The evaluation and assessment of people working within, or applying for, positions in your organization may not be an unfamiliar concept. After all, entire scientific specialties revolve around assessment and selection methods to evaluate the appropriate qualities that have been identified as crucial for the success of a new-hire or promotional candidate. Various types of assessments (behavioral, situational judgment, cognitive, personality, knowledge-based, etc.) exist and can each be applied effectively under the appropriate situation and desired outcome. However, the largest takeaway from the outcomes of those assessments is to determine whether a candidate is pursued further for an open position. In doing so, however, half of the picture is missed.

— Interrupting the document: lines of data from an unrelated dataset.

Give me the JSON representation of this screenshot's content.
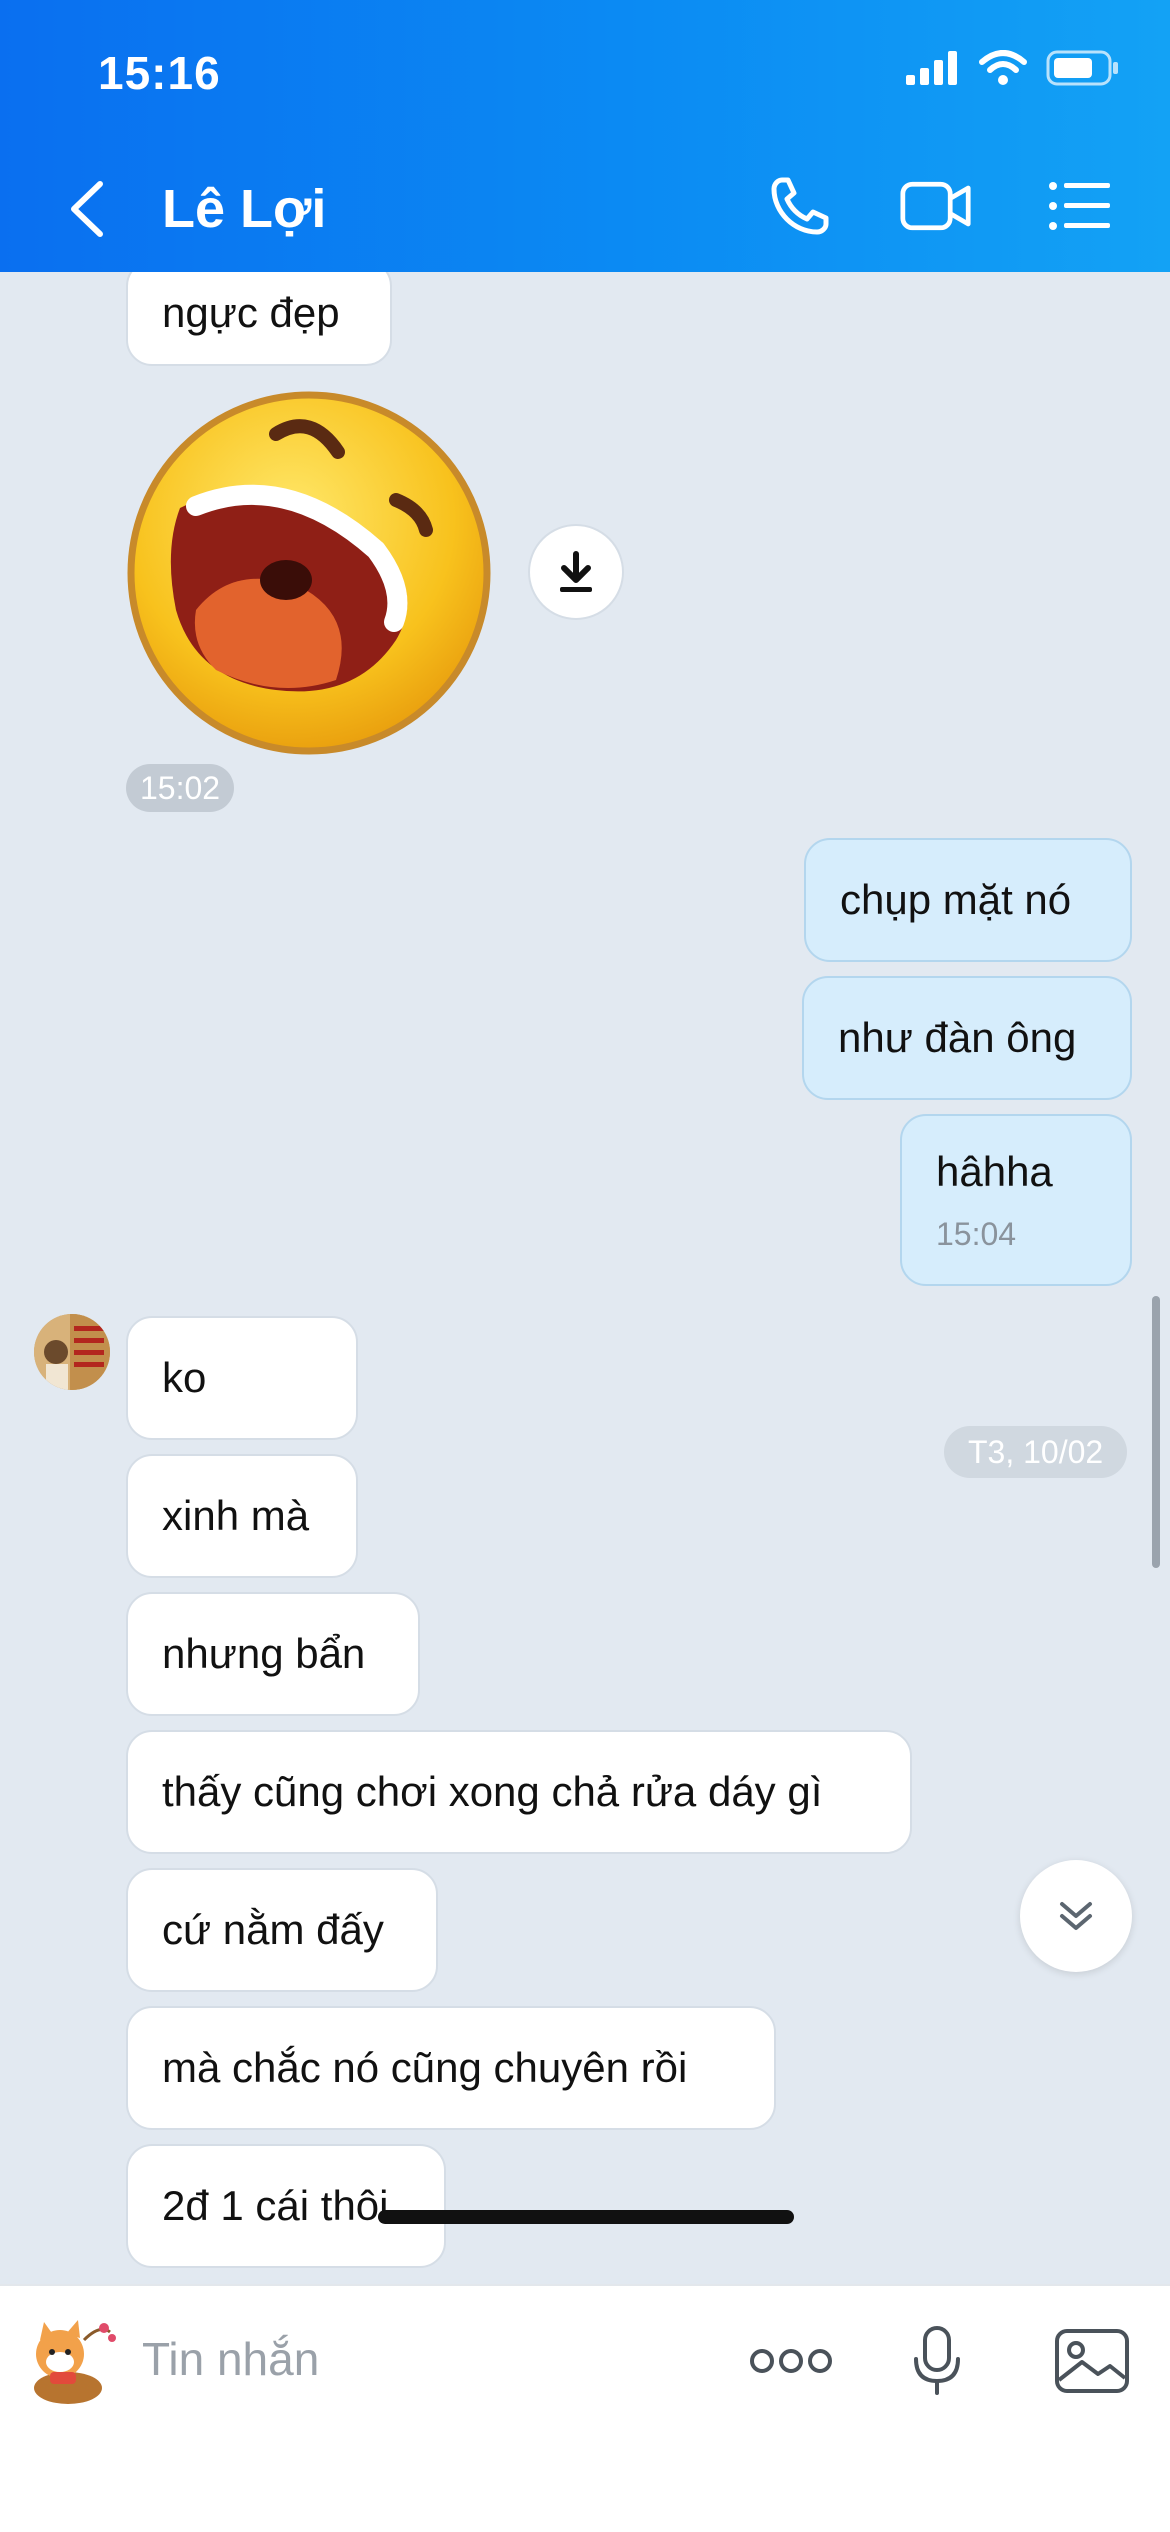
{
  "status_bar": {
    "time": "15:16"
  },
  "header": {
    "title": "Lê Lợi"
  },
  "messages": {
    "m1": "ngực đẹp",
    "sticker_time": "15:02",
    "o1": "chụp mặt nó",
    "o2": "như đàn ông",
    "o3": "hâhha",
    "o3_time": "15:04",
    "i1": "ko",
    "i2": "xinh mà",
    "i3": "nhưng bẩn",
    "i4": "thấy cũng chơi xong chả rửa dáy gì",
    "i5": "cứ nằm đấy",
    "i6": "mà chắc nó cũng chuyên rồi",
    "i7": "2đ 1 cái thôi"
  },
  "date_separator": "T3, 10/02",
  "input": {
    "placeholder": "Tin nhắn"
  },
  "icons": {
    "back": "chevron-left-icon",
    "call": "phone-icon",
    "video": "video-camera-icon",
    "menu": "list-icon",
    "download": "download-icon",
    "scroll": "double-chevron-down-icon",
    "more": "more-dots-icon",
    "mic": "microphone-icon",
    "image": "image-icon"
  },
  "colors": {
    "header_start": "#0a6ff0",
    "header_end": "#13a2f5",
    "chat_background": "#e2e9f1",
    "outgoing_bubble": "#d6edfc",
    "incoming_bubble": "#ffffff"
  }
}
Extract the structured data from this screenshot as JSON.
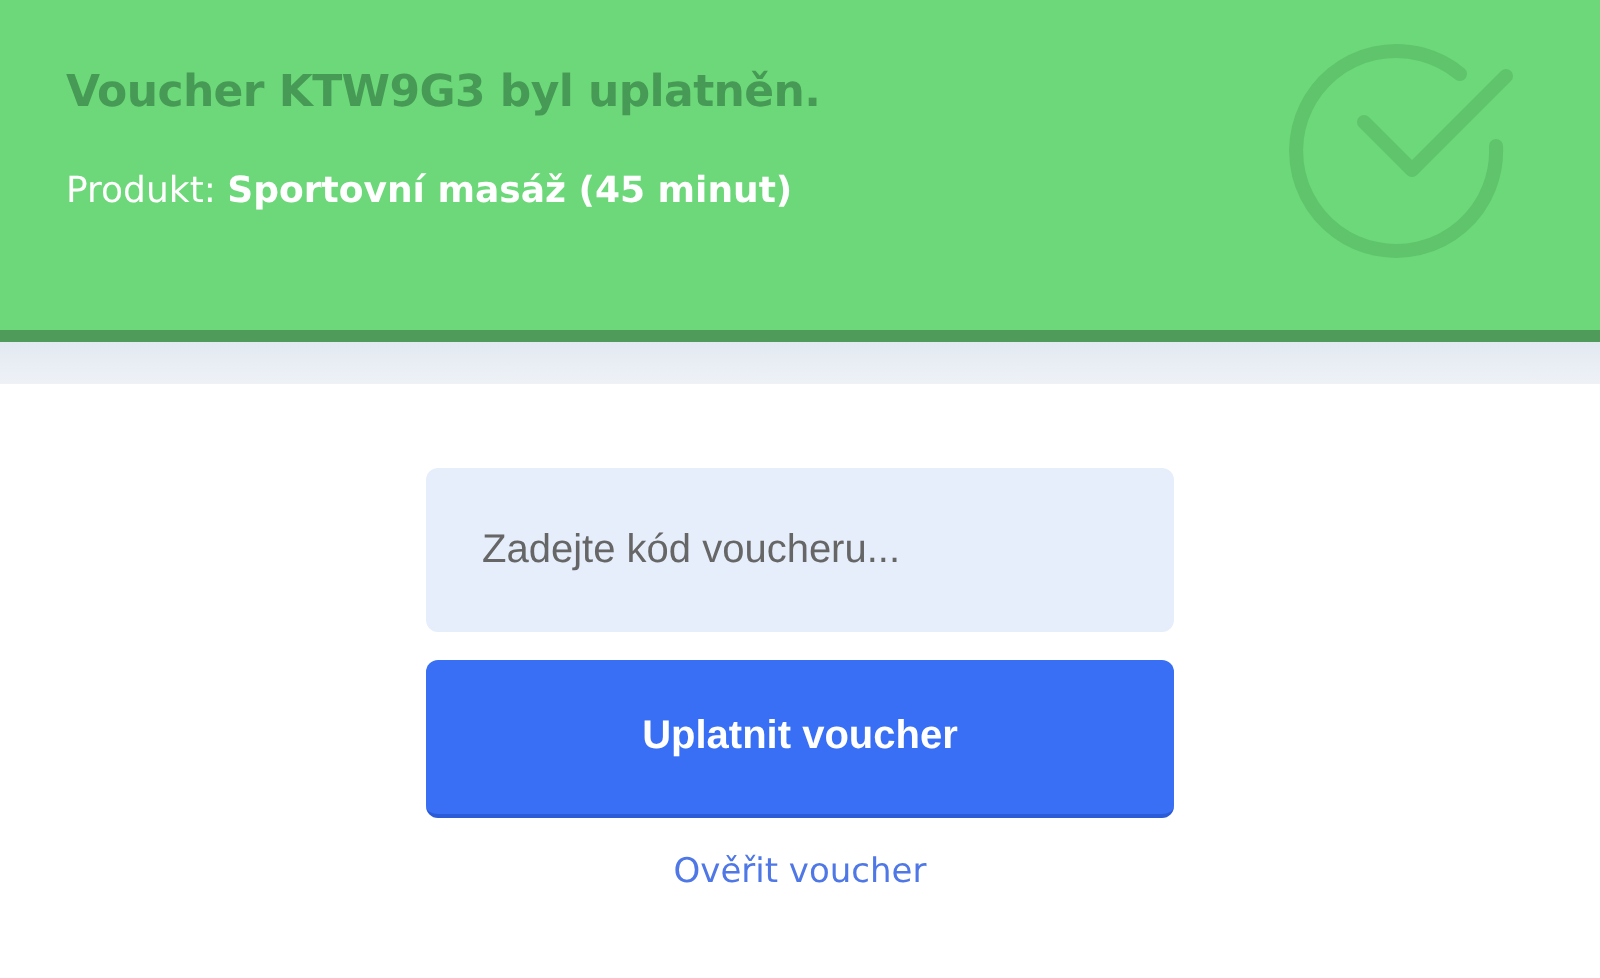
{
  "banner": {
    "title": "Voucher KTW9G3 byl uplatněn.",
    "product": "Produkt: **Sportovní masáž (45 minut)**"
  },
  "form": {
    "code_field": {
      "placeholder": "Zadejte kód voucheru..."
    },
    "submit_button": "Uplatnit voucher",
    "verify_link": "Ověřit voucher"
  }
}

While hiring decisions can ultimately benefit from any additional information about a candidate, many other aspects of an employee life-cycle can benefit as well, not only for the organization but for the employee’s growth and satisfaction levels. To that point, while the perceived cost of implementing an assessment tool may be of concern, there is the increased importance on selecting a tool that could be helpful from several angles and not just from a selection standpoint.
Employees in today’s workforce want to feel invested in by their employers which is largely derived by how much they feel encouraged to their purpose of professional development efforts. Therefore, linking and using information gained from an assessment to aid in the employee’s development can demonstrate genuine investment. Assessments can help each of the following developmental efforts:
- Integrating with new team members,
- Navigating new cultures through mergers and acquisitions,
- Leadership development for high-potential employees, and
- Creating action plans for employees who may be struggling.
Largely, the outcome of an assessment process should be mutually beneficial to both the organization and the employee. A development plan can be created from the assessment information and tailored around the needs of the organization and/or what the current situation is for each employee. A supervising manager and the employee can then begin to more accurately identify an action plan and initiatives that are more applicable to the employee’s current state while gearing towards the appropriate developmental goals.